I recently came across a “Master Weaver” article on handweaving.net from 1956, “Accidental Weaves (Drafts based on Theory of Probability)” and was fascinated with the idea of designing weaving patterns this way – randomly. It’s suggested in the article that you can get an accidental sequence of numbers by using a telephone directory, opening a large book with page numbers, rolling dice, roulette or even bingo.
I started by choosing to design on 8 shafts and came up with the threading draft by randomly hitting the number keys (1-8) on my computer’s keyboard until I had a total of 38 numbers. After a few experiments on my weaving program I deleted 1 and ended up using repeats of 37 because the number of floats were now reduced to 5 or 6 which would be better for a more stable fabric.
The fun really began with my attempt to create a random tie-up: I wrote the numbers 1-8 on 8 garbanzo beans (why not?!), put them in a cup, shook the cup and picked one out at a time, did this four times for each treadle (did not use the number if it was a repeat). The first three samples were woven this way, weave-as-draw-in treadling, with different color combinations.

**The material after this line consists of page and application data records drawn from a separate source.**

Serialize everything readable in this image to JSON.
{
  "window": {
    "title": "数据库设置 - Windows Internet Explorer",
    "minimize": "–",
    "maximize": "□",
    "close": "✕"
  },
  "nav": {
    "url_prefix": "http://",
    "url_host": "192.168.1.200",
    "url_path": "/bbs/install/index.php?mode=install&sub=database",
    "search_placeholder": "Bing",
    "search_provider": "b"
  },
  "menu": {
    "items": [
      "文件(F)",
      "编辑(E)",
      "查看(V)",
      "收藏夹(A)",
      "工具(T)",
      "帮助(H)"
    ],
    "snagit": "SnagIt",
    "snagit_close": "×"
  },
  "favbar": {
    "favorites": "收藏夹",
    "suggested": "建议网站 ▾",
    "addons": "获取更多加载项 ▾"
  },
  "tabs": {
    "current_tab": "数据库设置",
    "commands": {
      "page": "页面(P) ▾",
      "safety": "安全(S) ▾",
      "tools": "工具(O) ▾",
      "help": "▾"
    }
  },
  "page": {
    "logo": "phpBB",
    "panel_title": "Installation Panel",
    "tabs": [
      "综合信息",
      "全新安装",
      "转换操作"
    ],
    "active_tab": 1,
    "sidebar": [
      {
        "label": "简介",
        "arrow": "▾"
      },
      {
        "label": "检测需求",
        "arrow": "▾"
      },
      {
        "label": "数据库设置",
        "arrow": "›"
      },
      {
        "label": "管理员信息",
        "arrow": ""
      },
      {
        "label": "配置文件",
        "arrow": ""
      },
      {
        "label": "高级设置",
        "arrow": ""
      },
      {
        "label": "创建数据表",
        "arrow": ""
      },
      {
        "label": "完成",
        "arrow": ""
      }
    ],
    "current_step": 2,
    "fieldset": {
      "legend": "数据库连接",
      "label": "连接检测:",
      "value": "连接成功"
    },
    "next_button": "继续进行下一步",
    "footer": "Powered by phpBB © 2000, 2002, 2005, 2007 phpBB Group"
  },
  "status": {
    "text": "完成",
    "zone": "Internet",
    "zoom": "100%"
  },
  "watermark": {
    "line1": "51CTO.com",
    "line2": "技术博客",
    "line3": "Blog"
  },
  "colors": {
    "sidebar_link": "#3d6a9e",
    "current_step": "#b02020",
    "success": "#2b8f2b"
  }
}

I used 20/2 cotton, the sett is 42 e.p.i. and I aimed for a balanced weave. I really like the color-and-weave ones the best.
The next three samples are at a slightly wider sett of 36 e.p.i. and they are less random because I played around with the tie-up so it’s more regular as are the treadlings.
I was delighted when I posed a question about accidental weaves on WeaveTech and so many people thought it was a fascinating topic. Here are a couple of links from people to their blogs where they write about their experience with accidental/random weaves: Alice’s Weaverly (here and here) and Maggie’s Textiles.